The Sports World Needs Its Villains

An Opinion Sports Piece from the mind of the “Sporty Court” Blog

Photo+by%3A+Isaac+Sullivan+%0A%0AAstros+shortstop%2C+Carlos+Correa%2C+waits+at+the+on-deck+circle+in+a+game+against+the+San+Francisco+Giants

Photo by: Isaac Sullivan Astros shortstop, Carlos Correa, waits at the on-deck circle in a game against the San Francisco Giants

Isaac Sullivan

BANG! BANG! BANG! on the trashcan.

These are the sounds that arouse great fits of rage among baseball fans. These are the sounds of a diabolical scheme invented by the Houston Astros banging a trashcan in an effort to steal signs illegally from their opponents during the years of 2017 to 2019.  

Sign stealing has always been a concern in baseball, and many teams have tried to find ways to gain advantages from the rest of the league. Neil Vigdor, a New York Times writer, precisely explained the action of sign stealing.

“Baseball players have been trying to decode the unspoken cues exchanged by pitchers and catchers over what pitch to throw next and the location,” Vigdor said. 

If you are still unsure about what sign stealing is, or what its purpose is, read this article: 

The Houston Astros’ Cheating Scandal 

Sign stealing began as early as 1876, when the Hartford Dark Blues, based in the state of Connecticut, were caught hiding a person in a shack in order to notify players when the opposing pitcher intended to throw a curveball. 

The sign stealing strategy of the Houston Astros was immensely more subtle, advanced, and devious. The Astros employed the use of cameras placed in center field that were able to read the signs given by the catcher to the pitcher. Team employees manning the camera then relayed these signs to the dugout by phone or smartwatch, most often to the Astros bench coach, Alex Cora, who then relayed this information to the batter. Evidently, this strategy was deemed too complicated, and the Astros changed their method. The team installed a television monitor in a hallway just outside the dugout displaying the center field camera’s view so that the players could directly see the opposing team’s catcher’s signs themselves. Using a secret code, the players then banged a code on a nearby trash can to alert the batter of the approaching pitch. The batter’s responsibility was to carefully listen to the sequence of bangs that were given and respond accordingly, giving the Astros an unfair advantage at the plate against their opponents. 

After their illegal sign stealing operation was investigated and confirmed by the MLB earlier this year, the relationship between baseball fans and the Astros has become toxic. Throughout this past season, it was very common to see inflatable trash cans thrown onto the field when an opposing team hosted the Astros. Hecklers flocked into stadiums to express their opinions directly to the “Trashtros,” as some called them. Only the most loyal fans of the Astros continued to love the team; everyone else shunned them.  

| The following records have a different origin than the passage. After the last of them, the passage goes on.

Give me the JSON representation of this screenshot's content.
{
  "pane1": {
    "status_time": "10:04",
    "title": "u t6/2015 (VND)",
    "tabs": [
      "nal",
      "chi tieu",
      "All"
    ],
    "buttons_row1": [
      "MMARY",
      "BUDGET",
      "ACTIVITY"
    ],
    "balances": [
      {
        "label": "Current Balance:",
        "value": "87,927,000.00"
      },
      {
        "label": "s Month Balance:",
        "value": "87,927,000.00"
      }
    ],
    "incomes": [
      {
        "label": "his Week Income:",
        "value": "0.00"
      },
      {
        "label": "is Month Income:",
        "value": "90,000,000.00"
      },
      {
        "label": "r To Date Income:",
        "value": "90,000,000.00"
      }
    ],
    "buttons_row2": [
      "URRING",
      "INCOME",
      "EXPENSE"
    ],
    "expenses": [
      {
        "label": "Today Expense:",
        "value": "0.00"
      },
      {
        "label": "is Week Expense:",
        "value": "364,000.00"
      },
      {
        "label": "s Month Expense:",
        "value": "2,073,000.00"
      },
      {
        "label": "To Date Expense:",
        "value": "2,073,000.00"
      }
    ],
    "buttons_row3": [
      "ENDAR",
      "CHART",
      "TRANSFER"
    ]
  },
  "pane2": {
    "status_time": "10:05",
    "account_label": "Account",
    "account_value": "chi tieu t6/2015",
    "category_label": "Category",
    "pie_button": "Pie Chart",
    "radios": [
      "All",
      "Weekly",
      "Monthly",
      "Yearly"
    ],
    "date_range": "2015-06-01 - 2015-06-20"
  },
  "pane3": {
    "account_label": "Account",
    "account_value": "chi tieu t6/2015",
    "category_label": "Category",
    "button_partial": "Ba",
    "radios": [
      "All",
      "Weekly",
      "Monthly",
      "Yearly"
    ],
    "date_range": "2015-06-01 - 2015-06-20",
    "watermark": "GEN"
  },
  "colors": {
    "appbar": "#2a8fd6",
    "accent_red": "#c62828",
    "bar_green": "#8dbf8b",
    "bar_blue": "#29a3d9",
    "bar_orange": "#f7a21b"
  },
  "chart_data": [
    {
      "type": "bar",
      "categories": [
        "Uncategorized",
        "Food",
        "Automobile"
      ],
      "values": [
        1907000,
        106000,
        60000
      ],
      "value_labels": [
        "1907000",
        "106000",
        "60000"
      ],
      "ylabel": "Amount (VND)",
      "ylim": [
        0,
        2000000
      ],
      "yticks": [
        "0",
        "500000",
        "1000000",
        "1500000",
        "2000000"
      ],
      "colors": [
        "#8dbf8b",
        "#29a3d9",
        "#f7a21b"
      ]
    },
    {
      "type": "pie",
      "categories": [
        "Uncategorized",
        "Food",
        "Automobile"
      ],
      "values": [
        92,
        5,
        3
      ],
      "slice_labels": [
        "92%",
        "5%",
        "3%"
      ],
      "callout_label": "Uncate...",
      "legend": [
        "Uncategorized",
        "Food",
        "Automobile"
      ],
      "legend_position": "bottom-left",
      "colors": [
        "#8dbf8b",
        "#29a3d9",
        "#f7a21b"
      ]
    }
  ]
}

Patrick Quintua, an eighth grade U.S. history teacher at Kenilworth, has been an Astros fan for most of his life and has enjoyed every bit of the Astros 2017 World Series win, despite the cheating scandal that has possibly delegitimized their championship.

Photo by Isaac Sullivan
Houston Astros hat and Houston Astros championship hat

“I’ve been an Astros fan for over 40 years so you better believe I’m going to enjoy their first World Series win, regardless of how others feel,” Quintua said. 

It has been almost two years since the Astros sign stealing scandal erupted, and the Astros have made their way back to the World Series once again. Do not, however, think that the public has forgotten the team’s past misdeeds. Their opponent in this championship series is the Atlanta Braves, and their fans have berated the Astros’ batters with chants mocking their cheating past.  Baseball fans across America have come together to root against the Astros and their fans.

The World Series viewership has steadily declined over the past five years, with the 2020 fall classic averaging a record-setting low of 9.78 million viewers per contest.  The Astros cheating scandal may encourage more viewers to tune in to this year’s World Series, if for no other reason, than to root against a team that had been caught cheating. Whether you like them, or hate them, the Astros have brought a sense of excitement to baseball, and they are hoping to end their season with a BANG.